The U.S. still leads the world in IT, but other countries are closing the gap, according to a new study for the Business Software Alliance
There's no place like the U.S. when it comes to creating a thriving tech sector. Or is there? The U.S. still has the world's most competitive information technology industry, but its lead is slipping, according to a new study conducted by the Economist Intelligence Unit (EIU) for the Business Software Alliance (BSA).
The study, released Sept. 16, ranks 66 countries in six areas, including the availability of skilled labor, the "innovation friendliness" of a nation's culture, and the strength of its legal protections for intellectual property. The U.S. scored highest overall, but its rating fell from last year, and it was No. 1 in only three of the categories. "America should be proud that it's No. 1, but Americans should also be aware that it can no longer take its leadership for granted," says Robert Holleyman, president and CEO of the BSA, a Washington (D.C.)-based organization that promotes the interests of the software industry.
The EIU's analysis also weighed the quality of a nation's technology infrastructure, measuring the number of PCs per 100 people, market spending on IT hardware per 100 people, the availability of secure Internet servers per 100,000 people, and the percentage of the population with high-speed Internet access. Switzerland, ranked 11th overall, outscored the U.S. on IT infrastructure, which accounted for 20% of a country's score. The study also assessed the openness of a country's economy and the quality of government leadership on technology issues.
No. 5 in R&D Support
In a finding that's likely to vex would-be entrepreneurs, the U.S. scores even further down the list—No. 5—in support for R&D. Taiwan led the category, followed by South Korea, Japan, and Sweden. Here, the EIU scored countries based on the number of new IT-related patents, receipts from royalty payments and licensing fees, and public and private spending on R&D. Holleyman says the BSA plans to share its findings with both major Presidential campaigns and with members of Congress.
The U.S. also lags countries including Canada, Singapore, Britain, and Norway in support for IT development, which accounted for 15% of the overall score. This category covers such things as e-government initiatives, government spending on IT hardware, and access to financing.
The findings of the study will likely renew calls among both IT industry executives and politicians for the country to develop a national innovation strategy as countries such as Finland have done. "America needs a wake-up call," says John Kao, a former professor at Harvard Business School and author of Innovation Nation, a book arguing that the U.S. is losing its edge. "We don't really have a national strategy," he says. "And while I'm not a fan of top-down technocratic approach, I think that at this point in our history, having no strategy is not satisfactory."
Sounding the Alarm
As concerned as he is about U.S. competitiveness, Kao is not a favor of indexes that compare competitiveness among nations, saying they can misrepresent a country's true climate. "They're really abstractions of reality, and they often paint too rosy a picture," he says.
Kao isn't alone in calling the country's competitiveness into question.

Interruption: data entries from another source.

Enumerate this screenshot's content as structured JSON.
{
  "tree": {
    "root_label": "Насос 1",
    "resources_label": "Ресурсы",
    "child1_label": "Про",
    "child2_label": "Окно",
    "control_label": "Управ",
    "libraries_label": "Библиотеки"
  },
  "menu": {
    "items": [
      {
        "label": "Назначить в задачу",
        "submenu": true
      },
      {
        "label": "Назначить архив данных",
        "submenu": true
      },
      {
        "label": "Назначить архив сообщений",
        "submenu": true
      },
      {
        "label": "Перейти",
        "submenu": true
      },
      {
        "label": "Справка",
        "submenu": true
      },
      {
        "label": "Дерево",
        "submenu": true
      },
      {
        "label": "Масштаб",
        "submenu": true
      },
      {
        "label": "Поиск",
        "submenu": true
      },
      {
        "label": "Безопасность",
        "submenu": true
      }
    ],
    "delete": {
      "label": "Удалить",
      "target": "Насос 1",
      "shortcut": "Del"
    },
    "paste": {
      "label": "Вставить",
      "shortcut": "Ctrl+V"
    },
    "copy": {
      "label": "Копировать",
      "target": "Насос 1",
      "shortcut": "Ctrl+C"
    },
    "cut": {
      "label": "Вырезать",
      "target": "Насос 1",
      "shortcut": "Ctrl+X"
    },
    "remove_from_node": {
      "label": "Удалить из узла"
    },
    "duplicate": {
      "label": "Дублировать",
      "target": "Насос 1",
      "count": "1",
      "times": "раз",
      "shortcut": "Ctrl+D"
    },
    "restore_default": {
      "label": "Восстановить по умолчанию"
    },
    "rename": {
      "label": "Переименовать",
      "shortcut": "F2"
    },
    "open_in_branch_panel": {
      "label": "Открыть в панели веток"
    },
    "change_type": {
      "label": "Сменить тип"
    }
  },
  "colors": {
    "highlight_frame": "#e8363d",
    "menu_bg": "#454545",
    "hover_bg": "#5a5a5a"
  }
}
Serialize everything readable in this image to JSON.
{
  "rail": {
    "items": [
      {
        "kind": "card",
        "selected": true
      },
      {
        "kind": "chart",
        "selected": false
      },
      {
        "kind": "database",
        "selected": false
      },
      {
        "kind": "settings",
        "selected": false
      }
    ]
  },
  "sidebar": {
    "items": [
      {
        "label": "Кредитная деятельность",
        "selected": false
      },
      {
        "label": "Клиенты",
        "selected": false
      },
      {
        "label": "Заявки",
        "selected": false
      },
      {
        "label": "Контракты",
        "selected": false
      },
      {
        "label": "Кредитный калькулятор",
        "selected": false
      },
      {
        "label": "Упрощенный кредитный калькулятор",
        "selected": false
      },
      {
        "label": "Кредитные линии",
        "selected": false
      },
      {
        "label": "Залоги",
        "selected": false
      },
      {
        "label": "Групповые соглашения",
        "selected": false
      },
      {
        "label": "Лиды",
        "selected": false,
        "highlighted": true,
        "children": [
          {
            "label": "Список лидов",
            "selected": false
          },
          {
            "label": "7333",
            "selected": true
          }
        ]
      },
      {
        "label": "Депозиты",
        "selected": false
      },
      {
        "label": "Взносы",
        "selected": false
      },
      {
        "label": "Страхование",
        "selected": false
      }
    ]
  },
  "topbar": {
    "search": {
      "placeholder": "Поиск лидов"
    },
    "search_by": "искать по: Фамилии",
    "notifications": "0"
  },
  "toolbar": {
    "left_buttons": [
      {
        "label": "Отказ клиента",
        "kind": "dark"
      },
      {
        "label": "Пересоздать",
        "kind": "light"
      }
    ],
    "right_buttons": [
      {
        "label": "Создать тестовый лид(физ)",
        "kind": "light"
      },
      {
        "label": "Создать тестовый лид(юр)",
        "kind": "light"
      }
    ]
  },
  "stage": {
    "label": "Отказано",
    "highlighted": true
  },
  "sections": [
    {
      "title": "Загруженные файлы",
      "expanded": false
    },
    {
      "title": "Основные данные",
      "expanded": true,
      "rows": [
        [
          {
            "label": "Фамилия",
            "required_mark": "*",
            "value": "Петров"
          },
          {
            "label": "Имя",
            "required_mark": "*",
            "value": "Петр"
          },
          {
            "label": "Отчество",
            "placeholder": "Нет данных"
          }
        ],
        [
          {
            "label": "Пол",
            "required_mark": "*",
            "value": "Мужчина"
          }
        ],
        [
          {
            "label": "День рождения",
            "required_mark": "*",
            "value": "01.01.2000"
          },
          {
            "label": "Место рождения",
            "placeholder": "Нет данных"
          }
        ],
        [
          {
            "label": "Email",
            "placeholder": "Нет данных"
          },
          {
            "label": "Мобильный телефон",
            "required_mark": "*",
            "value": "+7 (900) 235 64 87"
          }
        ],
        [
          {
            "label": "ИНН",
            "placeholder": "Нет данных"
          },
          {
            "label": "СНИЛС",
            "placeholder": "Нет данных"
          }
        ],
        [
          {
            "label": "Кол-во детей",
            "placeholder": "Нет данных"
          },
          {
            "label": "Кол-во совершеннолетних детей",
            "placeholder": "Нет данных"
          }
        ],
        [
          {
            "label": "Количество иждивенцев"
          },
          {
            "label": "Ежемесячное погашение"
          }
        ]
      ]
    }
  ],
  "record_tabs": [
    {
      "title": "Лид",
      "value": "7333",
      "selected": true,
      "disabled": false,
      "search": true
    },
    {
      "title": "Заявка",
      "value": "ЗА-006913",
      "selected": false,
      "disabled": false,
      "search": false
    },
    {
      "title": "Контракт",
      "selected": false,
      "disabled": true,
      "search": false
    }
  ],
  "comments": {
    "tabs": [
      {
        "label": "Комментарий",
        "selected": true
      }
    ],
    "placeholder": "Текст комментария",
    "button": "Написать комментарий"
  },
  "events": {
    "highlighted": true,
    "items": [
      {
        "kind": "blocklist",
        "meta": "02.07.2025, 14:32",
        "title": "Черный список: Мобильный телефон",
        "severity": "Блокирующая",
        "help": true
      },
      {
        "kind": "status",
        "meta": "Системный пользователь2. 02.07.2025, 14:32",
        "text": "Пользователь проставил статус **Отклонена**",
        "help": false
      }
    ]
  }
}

Judy Estrin, a former Cisco Systems (CSCO) executive, is sounding the alarm as well in a new book, Closing the Innovation Gap, published by BusinessWeek's parent, The McGraw-Hill Cos. (MHP). Estrin says that the lead America enjoys now is the result of work done decades ago, and that the same commitment to innovation and research that existed before has evaporated. "Innovation builds on innovation. We're reaping the benefits now of seeds planted 10, 20, and 30 years ago, and the problem is that we're not planting any more seeds," she says.
The study shows the U.S. still leads the world in the "human capital" category, which measures the number of students attending universities, a country's capacity to train scientists and engineers, and employment in the tech sector as a percentage of the overall workforce. Here too, though, the U.S. lead is threatened. While students from other countries still flock to U.S. universities to get their MBAs and PhDs, tight immigration policies are causing more of those students to go home after graduation. "Our own education system is not producing the innovators we need," Estrin says. "And we're not opening our doors to the best people, and our immigration policy is such that we have been making it harder for them to stay, and so they are going home and innovating elsewhere."
By highlighting vulnerabilities, the study doesn't just trumpet U.S. weaknesses; it points to areas where improvements can be made. "A strong tech industry is crucial to America's ability to address almost every economic and social challenge," Holleyman says in a statement. "Despite our current economic difficulties, the tech sector remains one of the primary engines of the U.S. economy. This index provides a guide to how we can keep that engine moving forward to ensure competitiveness in the future."
See BusinessWeek.com's slide show of the top countries for IT.